(Stored data entries)
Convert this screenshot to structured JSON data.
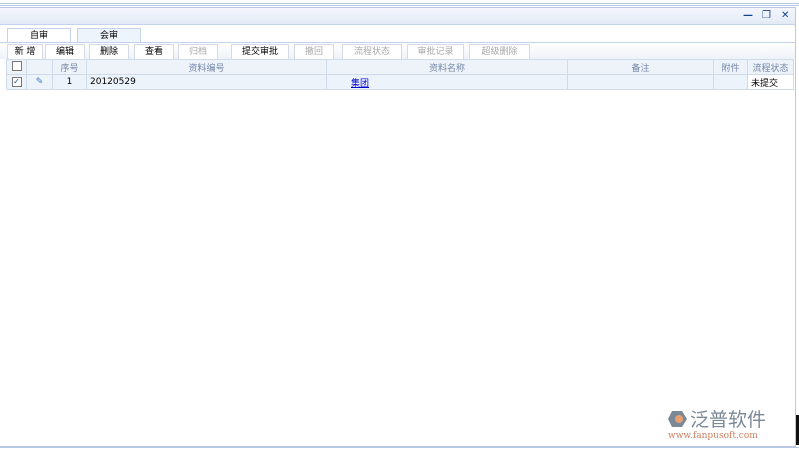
{
  "window": {
    "minimize": "—",
    "restore": "❐",
    "close": "✕"
  },
  "tabs": [
    {
      "label": "自审",
      "active": true
    },
    {
      "label": "会审",
      "active": false
    }
  ],
  "toolbar": [
    {
      "label": "新 增",
      "enabled": true
    },
    {
      "label": "编辑",
      "enabled": true
    },
    {
      "label": "删除",
      "enabled": true
    },
    {
      "label": "查看",
      "enabled": true
    },
    {
      "label": "归档",
      "enabled": false
    },
    {
      "label": "提交审批",
      "enabled": true
    },
    {
      "label": "撤回",
      "enabled": false
    },
    {
      "label": "流程状态",
      "enabled": false
    },
    {
      "label": "审批记录",
      "enabled": false
    },
    {
      "label": "超级删除",
      "enabled": false
    }
  ],
  "table": {
    "headers": [
      "",
      "",
      "序号",
      "资料编号",
      "资料名称",
      "备注",
      "附件",
      "流程状态"
    ],
    "rows": [
      {
        "checked": true,
        "index": "1",
        "code": "20120529",
        "name": "集团",
        "note": "",
        "attachment": "",
        "status": "未提交"
      }
    ]
  },
  "logo": {
    "name": "泛普软件",
    "url": "www.fanpusoft.com"
  },
  "colors": {
    "accent": "#15428b",
    "header_bg": "#eef3fa",
    "row_bg": "#edf3fb"
  }
}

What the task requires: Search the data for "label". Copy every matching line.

Written answer:
      "label": "自审",
      "label": "会审",
      "label": "新 增",
      "label": "编辑",
      "label": "删除",
      "label": "查看",
      "label": "归档",
      "label": "提交审批",
      "label": "撤回",
      "label": "流程状态",
      "label": "审批记录",
      "label": "超级删除",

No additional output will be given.